Secondary Infections in Hospitalized COVID-19 Patients: Indian Experience

  24 May 2021

Critically ill coronavirus disease 2019 (COVID-19) patients need hospitalization which increases their risk of acquiring secondary bacterial and fungal infections. The practice of empiric antimicrobial prescription, due to limited diagnostic capabilities of many hospitals, has the potential to escalate an already worrisome antimicrobial resistance (AMR) situation in India. This study reports the prevalence and profiles of secondary infections (SIs) and clinical outcomes in hospitalized COVID-19 patients in India.

Predominance of Gram-negative pathogens in COVID-19 patients coupled with high rates of resistance to higher generation antimicrobials is an alarming finding. A high rate of mortality in patients with secondary infections warrants extra caution to improve the infection control practices and practice of antimicrobial stewardship interventions not only to save patient lives but also prevent selection of drug-resistant infections, to which the current situation is very conducive.
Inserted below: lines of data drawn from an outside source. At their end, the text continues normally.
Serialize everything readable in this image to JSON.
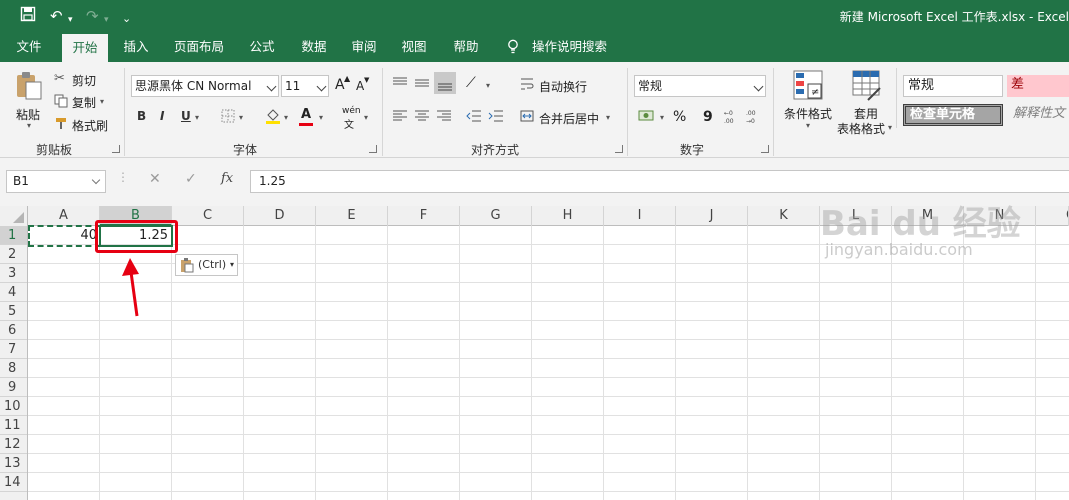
{
  "window": {
    "title": "新建 Microsoft Excel 工作表.xlsx  -  Excel"
  },
  "tabs": [
    "文件",
    "开始",
    "插入",
    "页面布局",
    "公式",
    "数据",
    "审阅",
    "视图",
    "帮助"
  ],
  "tell_me": "操作说明搜索",
  "ribbon": {
    "clipboard": {
      "paste": "粘贴",
      "cut": "剪切",
      "copy": "复制",
      "format_painter": "格式刷",
      "label": "剪贴板"
    },
    "font": {
      "name": "思源黑体 CN Normal",
      "size": "11",
      "grow": "A",
      "shrink": "A",
      "bold": "B",
      "italic": "I",
      "underline": "U",
      "font_color_letter": "A",
      "phonetic": "wén",
      "label": "字体"
    },
    "alignment": {
      "wrap": "自动换行",
      "merge": "合并后居中",
      "label": "对齐方式"
    },
    "number": {
      "format": "常规",
      "percent": "%",
      "comma": "9",
      "label": "数字"
    },
    "styles": {
      "conditional": "条件格式",
      "table_line1": "套用",
      "table_line2": "表格格式",
      "normal": "常规",
      "bad": "差",
      "check_cell": "检查单元格",
      "explanatory": "解释性文"
    }
  },
  "formula_bar": {
    "name_box": "B1",
    "content": "1.25",
    "fx": "fx",
    "cancel": "✕",
    "enter": "✓"
  },
  "columns": [
    "A",
    "B",
    "C",
    "D",
    "E",
    "F",
    "G",
    "H",
    "I",
    "J",
    "K",
    "L",
    "M",
    "N",
    "O"
  ],
  "rows": [
    "1",
    "2",
    "3",
    "4",
    "5",
    "6",
    "7",
    "8",
    "9",
    "10",
    "11",
    "12",
    "13",
    "14"
  ],
  "cells": {
    "A1": "40",
    "B1": "1.25"
  },
  "paste_options": "(Ctrl)",
  "watermark": {
    "line1": "Bai du 经验",
    "line2": "jingyan.baidu.com"
  },
  "colors": {
    "excel_green": "#217346",
    "highlight_red": "#e60012",
    "bad_fill": "#ffc7ce"
  }
}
Further reading: DovePress
Author(s): Vijay S, Bansal N, Rao BK, Veeraraghavan B, Rodrigues C, Wattal C, Goyal JP, Tadepalli K, Mathur P, Venkateswaran R, Venkatasubramanian R, Khadanga S, Bhattacharya S, Mukherjee S, Baveja S, Sistla S, Panda S, Walia K
Effective Surveillance  
Back

OUR UNDERWRITERS
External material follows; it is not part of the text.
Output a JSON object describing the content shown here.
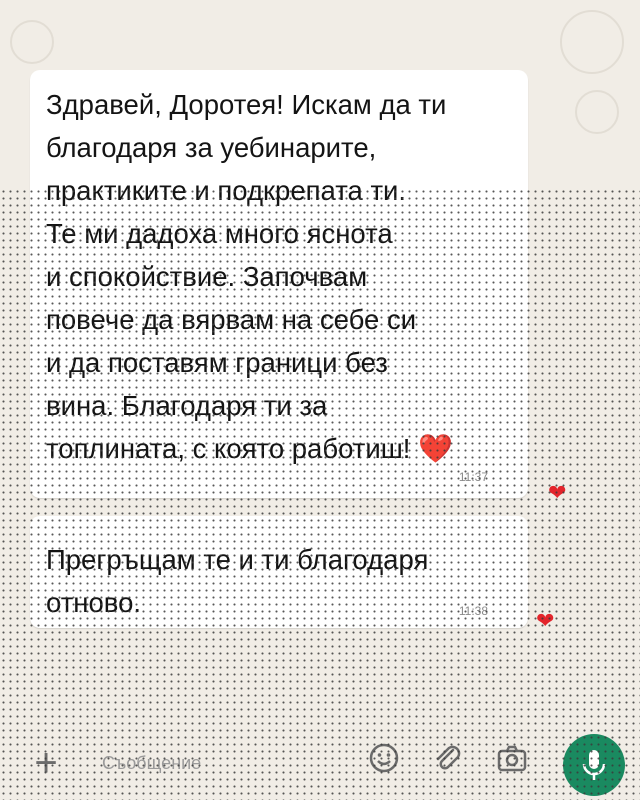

Unrestricted financial support by:

Antimicrobial Resistance Fighter Coalition

Evotec

JSS University





Technology Database

Display your AMR Technology, Product and Service

Suppliers and Users of Technologies, Products and Services benefit from CAPI.
CAPI (Continuous AMR Partnering Initiative) unites Suppliers and Users worldwide with the aim to add to the curbing of AMR.

Read more and make your own Technology Page >>
What is going on with AMR?
Stay tuned with remarkable global AMR news and developments!